Why newspapers are still important

In case you missed it, there were two great pieces of political analysis in the Richmond Times Dispatch this weekend.

First, reporters Markus Schmidt and Olympia Meola noted how Eric Cantor's defeat, along with Frank Wolf's retirement, will have consequences for Virginia's influence in national government. Voters in a district don't often think of the big picture of national politics, even for national elections. And Cantor was defeated in part because he was perceived as such a Washington insider. But the former Majority Leader could have made the argument that his long tenure and connections in Washington were good for Virginia; in fact, Thad Cochran just made that very case in his come-from-behind primary victory in Mississippi.

And then Jim Nolan also has a piece on how retiring state legislators are repaid for their service with plum state jobs (and the resulting pension benefits). The idea behind VA's low salary and short sessions is to keep the legislature from becoming a full-time job. But this perversely raises the incentives to take a bigger reward, particularly at the end of your career. Plus it creates incentives to jump ship at a time that might be bad for your party. Nolan here tells a good story about unintended consequences.
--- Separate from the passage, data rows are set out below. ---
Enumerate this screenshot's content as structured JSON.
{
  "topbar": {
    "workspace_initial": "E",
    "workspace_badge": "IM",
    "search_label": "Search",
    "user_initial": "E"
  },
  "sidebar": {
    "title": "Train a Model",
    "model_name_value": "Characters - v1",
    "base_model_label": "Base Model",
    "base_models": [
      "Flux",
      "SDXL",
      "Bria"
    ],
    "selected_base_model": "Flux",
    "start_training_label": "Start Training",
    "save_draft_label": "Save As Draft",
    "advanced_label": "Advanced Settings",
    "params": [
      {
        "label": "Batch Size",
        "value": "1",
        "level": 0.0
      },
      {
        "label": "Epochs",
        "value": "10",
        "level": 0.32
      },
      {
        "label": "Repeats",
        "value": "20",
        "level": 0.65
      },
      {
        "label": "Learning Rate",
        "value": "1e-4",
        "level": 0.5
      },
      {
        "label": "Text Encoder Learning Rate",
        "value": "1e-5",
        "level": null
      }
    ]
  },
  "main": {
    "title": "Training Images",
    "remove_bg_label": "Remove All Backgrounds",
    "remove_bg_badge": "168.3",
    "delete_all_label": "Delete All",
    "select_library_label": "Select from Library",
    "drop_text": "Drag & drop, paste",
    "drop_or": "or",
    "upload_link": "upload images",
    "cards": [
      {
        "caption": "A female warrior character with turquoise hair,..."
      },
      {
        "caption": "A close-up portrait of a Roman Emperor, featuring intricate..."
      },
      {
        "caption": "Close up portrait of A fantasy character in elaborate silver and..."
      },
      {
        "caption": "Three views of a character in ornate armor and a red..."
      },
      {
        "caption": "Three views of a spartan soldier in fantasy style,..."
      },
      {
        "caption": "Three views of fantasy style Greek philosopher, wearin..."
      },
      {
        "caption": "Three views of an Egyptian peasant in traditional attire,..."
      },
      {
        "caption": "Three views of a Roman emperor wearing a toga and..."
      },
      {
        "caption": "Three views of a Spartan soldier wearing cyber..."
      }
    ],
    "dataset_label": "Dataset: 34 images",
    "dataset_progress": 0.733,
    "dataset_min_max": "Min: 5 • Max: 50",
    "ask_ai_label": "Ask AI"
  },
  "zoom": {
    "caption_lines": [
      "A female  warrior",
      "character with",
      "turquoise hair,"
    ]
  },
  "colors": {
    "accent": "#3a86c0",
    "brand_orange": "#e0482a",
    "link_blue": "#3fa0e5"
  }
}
So the RTD helps explain two important and complicated issues: the intersection of national and local politics, and some of the problems inherent in having a part-time state legislature. Print may be dying (or at least not doing very well), but here's some examples of why that's a bad thing.